Tag Archives: discipline

A Level of Competence

“We all have habits that support our success,” I started. “We may have some habits that detract. It is those routine, grooved behaviors that chip away at the world. It is our discipline.

“Emily, why does a star quarterback throw more touchdown passes than others? Why does a singer perform so well on stage? Why does an Olympic swimmer break a record?”

Emily knew there was a very specific answer to this question, so she waited.

“They all do those things because they can. They spend great periods of their life creating the habits to support the skills that drive them to the top. They reach high levels of competence because they practiced, tried and failed, got better and practiced some more, with a discipline to master those skills. They perform at a high level because they can. The great numbers who have not mastered those skills, who are not competent, were eliminated in the first round.

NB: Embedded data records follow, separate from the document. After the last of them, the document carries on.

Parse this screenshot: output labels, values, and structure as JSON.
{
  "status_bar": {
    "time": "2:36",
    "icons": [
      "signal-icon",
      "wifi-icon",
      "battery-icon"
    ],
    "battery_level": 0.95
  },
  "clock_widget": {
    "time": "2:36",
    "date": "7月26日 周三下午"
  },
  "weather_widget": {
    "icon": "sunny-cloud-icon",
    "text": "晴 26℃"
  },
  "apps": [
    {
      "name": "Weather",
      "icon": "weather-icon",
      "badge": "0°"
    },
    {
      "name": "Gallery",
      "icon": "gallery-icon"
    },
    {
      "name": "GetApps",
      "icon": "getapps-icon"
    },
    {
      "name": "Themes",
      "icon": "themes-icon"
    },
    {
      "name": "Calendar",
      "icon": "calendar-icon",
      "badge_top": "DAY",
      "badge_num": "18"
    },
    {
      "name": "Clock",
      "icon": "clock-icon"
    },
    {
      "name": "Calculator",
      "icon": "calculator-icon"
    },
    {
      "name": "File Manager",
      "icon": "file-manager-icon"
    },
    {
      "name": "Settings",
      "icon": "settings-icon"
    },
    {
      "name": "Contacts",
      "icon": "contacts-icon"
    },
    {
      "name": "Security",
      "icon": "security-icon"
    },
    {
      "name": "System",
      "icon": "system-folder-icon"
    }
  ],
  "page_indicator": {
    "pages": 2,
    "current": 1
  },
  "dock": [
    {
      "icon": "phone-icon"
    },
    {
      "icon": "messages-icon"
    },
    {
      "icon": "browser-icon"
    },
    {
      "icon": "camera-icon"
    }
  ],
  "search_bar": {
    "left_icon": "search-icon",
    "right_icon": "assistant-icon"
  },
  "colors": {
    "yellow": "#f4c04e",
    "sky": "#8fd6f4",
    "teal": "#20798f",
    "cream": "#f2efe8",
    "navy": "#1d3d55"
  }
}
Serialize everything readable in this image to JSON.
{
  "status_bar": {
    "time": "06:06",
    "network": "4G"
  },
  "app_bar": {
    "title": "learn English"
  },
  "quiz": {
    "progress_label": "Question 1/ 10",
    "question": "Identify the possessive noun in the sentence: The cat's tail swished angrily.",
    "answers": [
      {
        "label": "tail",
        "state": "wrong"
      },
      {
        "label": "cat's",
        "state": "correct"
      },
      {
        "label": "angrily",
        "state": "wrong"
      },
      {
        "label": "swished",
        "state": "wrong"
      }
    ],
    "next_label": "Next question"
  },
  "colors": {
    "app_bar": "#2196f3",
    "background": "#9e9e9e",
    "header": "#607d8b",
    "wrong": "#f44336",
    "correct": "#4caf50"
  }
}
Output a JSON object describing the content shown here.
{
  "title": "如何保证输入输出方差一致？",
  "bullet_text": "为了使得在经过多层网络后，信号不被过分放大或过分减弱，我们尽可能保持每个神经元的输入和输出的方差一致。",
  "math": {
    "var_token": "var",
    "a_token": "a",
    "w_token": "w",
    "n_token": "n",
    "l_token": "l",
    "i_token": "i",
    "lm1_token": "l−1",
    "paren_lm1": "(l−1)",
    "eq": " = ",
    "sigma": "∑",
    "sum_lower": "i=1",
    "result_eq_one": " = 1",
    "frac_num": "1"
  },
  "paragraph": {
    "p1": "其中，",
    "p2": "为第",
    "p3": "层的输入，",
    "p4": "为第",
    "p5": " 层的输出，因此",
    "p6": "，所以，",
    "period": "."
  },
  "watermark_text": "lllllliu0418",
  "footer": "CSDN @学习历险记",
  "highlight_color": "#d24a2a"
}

“Those who achieve mastery are a select few. And that includes effective managers.

“It takes a discipline of habits to achieve competency. For a manager, these habits support the leadership skills necessary to be effective. And that is where we will start.”

Told You Once, Told You a Thousand Times

“I don’t care that they hate the rule, but safety is safety, and the rule is the rule,” Rory explained.

“What’s your point?” I asked.

“The point is, I tell the guys, over and over, they have to wear their hard hats on the job site, but I hear, as soon as I am gone, they take them off. I know the hats are hot, but the job site is a dangerous place. Besides, if OSHA drops by, there is a hefty fine.”

“It’s seems like all your efforts are having the opposite effect of what you want. You sound like a behaviorist who has no children.”

“I have kids, what do you mean?” Rory resisted.

“If you have kids, then you know the futility of scolding over and over. I bet you even tried raising your voice. Probably had the same impact,” I said. “If I told you once, I told you a thousand times.

Rory chuckled. “Yeah, you’re right. I just don’t know. I mean, these guys are grown adults. You would think they would listen to reason.”

“You think you are talking reason. I would bet the crew hears your reason as rules. And they hear your instructions as scolding. People learn faster and retain more in a positive environment than they do when they are criticized. Is the point of the conversation to demonstrate how angry you can get, or to persuade them to wear safety helmets, even when you are not around?”

It’s a Trap

There were twelve incredible opportunities staring at Roger, all of them saying, “Pick me!”

Once an organization gets some traction in their market, over the hump of cash flow and all that, the next biggest trap is the incredible opportunities.

As your company grew, everyone said, “You’ll never make it,” but your company did. Who is to say that your company cannot be successful at all of the other opportunities staring down at you?

Sometimes, the most important decisions that you make, are the decisions about what not to do. The growing organization needs to focus its efforts on becoming more successful at their core business. There will be plenty of time, later, to chase down that incredible restaurant deal or that mail order pharmacy company.

Disciplined focus, execution, not opportunities. Stay out of the trap.